have significant differences in risk factors and demographics from Cleveland and the rest of Ohio
that would explain the sharply higher rates.

One clear reason for the high number of angioplasties in Elyria, though, is the way the doctors
tend to perform the procedures. In many other parts of the country, doctors who perform
angioplasties try to unblock all of the blood vessels during a single session. Or they may elect not
to put a stent in another vessel that might require an additional session because there is only a
minor blockage.

But in Elyria, patients are more likely to undergo two or more procedures, sometimes requiring
separate hospital stays and additional bills. As many as 31 percent of patients there who receive
treatment undergo additional procedures, according to Dr. Scott Sheldon, a North Ohio Heart
Center cardiologists, who is not related to the hospital's Dr. Sheldon. That would be three times
the national average.

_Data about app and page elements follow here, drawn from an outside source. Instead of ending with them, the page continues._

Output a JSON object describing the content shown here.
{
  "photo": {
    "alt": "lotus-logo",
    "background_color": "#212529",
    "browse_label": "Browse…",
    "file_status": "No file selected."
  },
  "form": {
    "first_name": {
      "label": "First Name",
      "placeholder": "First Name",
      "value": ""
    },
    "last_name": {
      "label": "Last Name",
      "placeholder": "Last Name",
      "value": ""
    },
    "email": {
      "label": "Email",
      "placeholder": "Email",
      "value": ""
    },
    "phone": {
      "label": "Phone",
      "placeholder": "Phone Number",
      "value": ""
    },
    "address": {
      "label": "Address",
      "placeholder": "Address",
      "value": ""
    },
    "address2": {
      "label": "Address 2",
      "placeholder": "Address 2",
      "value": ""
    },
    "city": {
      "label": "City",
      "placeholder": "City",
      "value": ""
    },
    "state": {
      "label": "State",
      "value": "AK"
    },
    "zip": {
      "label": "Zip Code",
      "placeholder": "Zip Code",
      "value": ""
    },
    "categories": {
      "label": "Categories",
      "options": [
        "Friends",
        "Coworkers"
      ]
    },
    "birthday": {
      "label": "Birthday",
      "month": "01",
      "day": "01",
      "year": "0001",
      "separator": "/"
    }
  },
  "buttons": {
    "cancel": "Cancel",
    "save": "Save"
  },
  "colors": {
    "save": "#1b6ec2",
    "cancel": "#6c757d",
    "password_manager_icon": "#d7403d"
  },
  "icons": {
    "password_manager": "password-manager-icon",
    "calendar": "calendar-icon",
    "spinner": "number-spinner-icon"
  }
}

"There's a safety issue," Dr. Sheldon said. North Ohio doctors, he said, do not want to endanger
patients by operating on too many vessels during a single procedure. Among other concerns, he
said, it could mean subjecting them to too much of the contrast agent that enables doctors to see
the arteries.

Using separate procedures, a practice known as staging, "is a reasonable option for patients," said
Dr. Howard C. Herrmann, the director of interventional cardiology at the Hospital of the
University of Pennsylvania. But Dr. Herrmann emphasized that in all of these decisions, much is
left to the cardiologist's own judgment.

"The cardiologists are the gatekeepers about who gets stents or surgeries," he said.

Even the North Ohio doctors, who say they believe their patients do well, concede that there is no
conclusive long-term evidence about what actually works best. They say they, too, want to know
what the long-term outcomes are going to be.

Patterns of Activity

No one has accused the North Ohio doctors of inappropriate conduct. But there have been cases
in which unusual patterns of medical activity that also showed up in the Dartmouth data have
prompted federal law enforcement investigators to look into whether unnecessary procedures
have been performed.

In one well-known instance, doctors at a community hospital in Redding, Calif., owned by Tenet
Healthcare were accused of defrauding Medicare by performing unnecessary heart operations on
hundreds of healthy patients. Without admitting wrongdoing, Tenet settled the accusations with
the federal government in 2003 for $54 million.

Earlier this year, a doctor in Lafayette, La., Dr. Mehmood M. Patel, was indicted on federal
charges that he committed Medicare fraud by performing unnecessary heart procedures.
Residents of Lafayette had more than twice the national rate of angioplasties in 2003, the second
highest in the country behind Elyria, according to the Dartmouth researchers.

A lawyer for the physician, J. Michael Small, said Dr. Patel had pleaded not guilty to all of the
government's counts. "He intends to vigorously contest the allegations," Mr. Small said. The
Doctor's Decision

Experts say it can be difficult to detect cases in which doctors cross a medical line and are clearly
performing unnecessary treatments.

"A lot of decisions are discretionary," said Dr. Harlan M. Krumholz, a cardiologist and professor
at Yale.

"It's about where the thermostat is set," he said, arguing that doctors in a particular geographic
area tend to be unaware if the way they are treating their patients is markedly different from the
practices of their peers in other areas.

Traditional measures of medical quality are not set up to detect whether patients are being treated
too much, he said, unlike the kinds of safeguards that prompt credit card companies to call their
customers to discuss unusual spending activity. "Right now there are no ‘smart' systems in
place," Dr. Krumholz said.

In the absence of any real monitoring or oversight, doctors in most places, including Elyria, have
few incentives not to favor the treatments that provide them the most reimbursement. Dr. Waters,
the San Francisco cardiologist, said that the way physicians are typically paid — more money for
more procedures — results in too many decisions to give a patient a stent.

"You can't be paying people large sums of money to do things without checks and balances," he
said.